Imagine this: You’re standing in your kitchen, ankles swollen to the size of a grapefruit, sharp pains shooting through your back, and you’re staring at the wall calendar in front of you. Your pregnant belly touches the wall gently as you look at your circled due date. You’re officially over the 40-week mark, but it seems your baby wants to stay put.

Due dates are, of course, just estimates. It’s common for most moms-to-be to go into labor one to two weeks before or after their projected due date. Doctors consider it routine.

But an overdue, or post-term, pregnancy can leave exhausted moms-to-be even more stressed out. An overdue expectant mom might try any and all home remedies possible (think pineapples and romance) to coax the baby into the world naturally.

Many post-term moms-to-be will turn to alternative medicine to help induce labor if they want to avoid medical induction. And one popular method among moms is acupressure.

What Is Acupressure?

Acupressure is the lesser-known companion to acupuncture. Acupuncture is the traditional Chinese medicinal practice of sticking thin needles into areas of your body that are believed to control a specific organ or body part. The idea is to relieve pain and prevent illness.

But instead of needles, acupressure requires physical pressure to be applied to points that run along your body’s meridian system — or life-energy path.

When Is It Safe to Use Acupressure?
Pregnant women should check with their doctors before trying any acupressure treatments. Women during the first 10 to 12 weeks and final four weeks of pregnancy, are more susceptible to acupuncture treatments. Acupressure might increase blood flow to the uterus, influence hormonal responses, and stimulate uterine contractions, so it should only be used with your doctor’s approval.

Many people who try acupressure — usually through a vigorous massage — do it along with modern medical practices. But it’s not uncommon for acupressure to be used as a standalone treatment.

While both acupressure and acupuncture are considered controversial, a number of studies have shown the ancient medicine’s effectiveness for reducing labor pain and anxiety.

How Do I Use Acupressure to Induce Labor?

There are six major acupuncture points on the body that are believed to induce labor.

1. Spleen 6 Point

spleen 6 point

The spleen 6 point (SP6) is considered one of the more versatile and commonly used points. It’s used for many conditions, including labor induction.

Known as Sanyinjiao — or three yin intersection — the SP6 is located above the ankle, on the backside of the shinbone (lower calf). About the distance of four finger widths above the inner ankle bone.

What to do: Use your index finger to apply firm pressure on the point for a few seconds. Take a one-minute break before repeating.

2. Bladder 60 Point

bladder 60 point

A few inches below the SP6 is the BL60. This point is known as the Kunlun, named after the mountain range in Asia.  

The Kunlun point is located on the foot, in the depression between the ankle and the Achilles tendon.
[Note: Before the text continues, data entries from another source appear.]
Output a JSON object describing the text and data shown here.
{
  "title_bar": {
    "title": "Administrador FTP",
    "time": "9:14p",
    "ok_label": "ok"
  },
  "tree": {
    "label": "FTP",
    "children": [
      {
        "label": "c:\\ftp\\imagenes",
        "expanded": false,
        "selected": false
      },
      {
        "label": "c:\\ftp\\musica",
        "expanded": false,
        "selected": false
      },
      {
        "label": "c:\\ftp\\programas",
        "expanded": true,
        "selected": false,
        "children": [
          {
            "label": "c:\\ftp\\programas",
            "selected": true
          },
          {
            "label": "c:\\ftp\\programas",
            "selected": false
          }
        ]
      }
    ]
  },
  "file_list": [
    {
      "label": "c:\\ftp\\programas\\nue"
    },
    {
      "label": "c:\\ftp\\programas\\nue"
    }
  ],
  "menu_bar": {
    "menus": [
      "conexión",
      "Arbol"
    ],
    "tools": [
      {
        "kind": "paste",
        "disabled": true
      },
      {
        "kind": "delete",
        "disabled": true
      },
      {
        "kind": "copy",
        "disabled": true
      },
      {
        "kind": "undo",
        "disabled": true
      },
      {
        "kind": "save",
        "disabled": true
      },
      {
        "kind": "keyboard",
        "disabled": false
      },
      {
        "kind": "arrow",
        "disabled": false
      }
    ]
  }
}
It’s known to promote labor, ease labor pain, and reduce obstruction.

What to do: Use your thumb to apply light pressure to the BL60 and massage the point for a few minutes.

3. Pericardium 8 Point

pericardium 8 point

Known as Laogong, or labor palace, the PC8 point is very useful in inducing labor.

It’s located in the center of the palm. You can find it easily by making a fist and finding the point where your middle finger tip touches your palm.

What to do: Use the thumb of your other hand to apply light pressure to the point. Massage for a few seconds.

4. Bladder 67 Point

bladder 67 point

Known as Zhiyin, or reaching yin, the BL67 point is located on the outside of the end of the pinky toe, near the edge of the nail.

The Zhiyin point is believed to turn the fetus and stimulate uterine contractions.

What to do: Apply firm pressure on the BL67 with your thumb and index finger, as if you’re pinching your toe.

5. Large Intestine 4 Point

large intestine 4 point

The most common point in acupressure therapy, the LI4 point is known as Hegu, meaning “joining valley.”

It’s located on the back of the hand, deep between the webbing of your thumb and pointer finger. Like the BL67 point, the LI4 point is believed to induce labor. It can also stop pain and strengthen immunity, among other problem-relieving functions.

What to do: Apply soft pressure with your thumb and massage the point for one minute, take a one-minute break and start again.

6. Bladder 32 Point

bladder 32 point

The BL32, also called the Ciliao, which means second crevice, is located in the dimple of your buttocks, which you can find by running your fingers down your spine until you reach right above your intergluteal cleft.

The point is believed to trigger contractions and can help relieve gynecological issues.

What to do: Press firmly on the point and massage, moving towards the buttock. This should be repeated for a few minutes.


Acupressure can be a great way to stimulate labor without having to use drugs or other medical techniques. But always be careful and consult with your doctor before beginning any new treatment.

Still waiting for baby? Find 11 other ways to naturally induce labor here.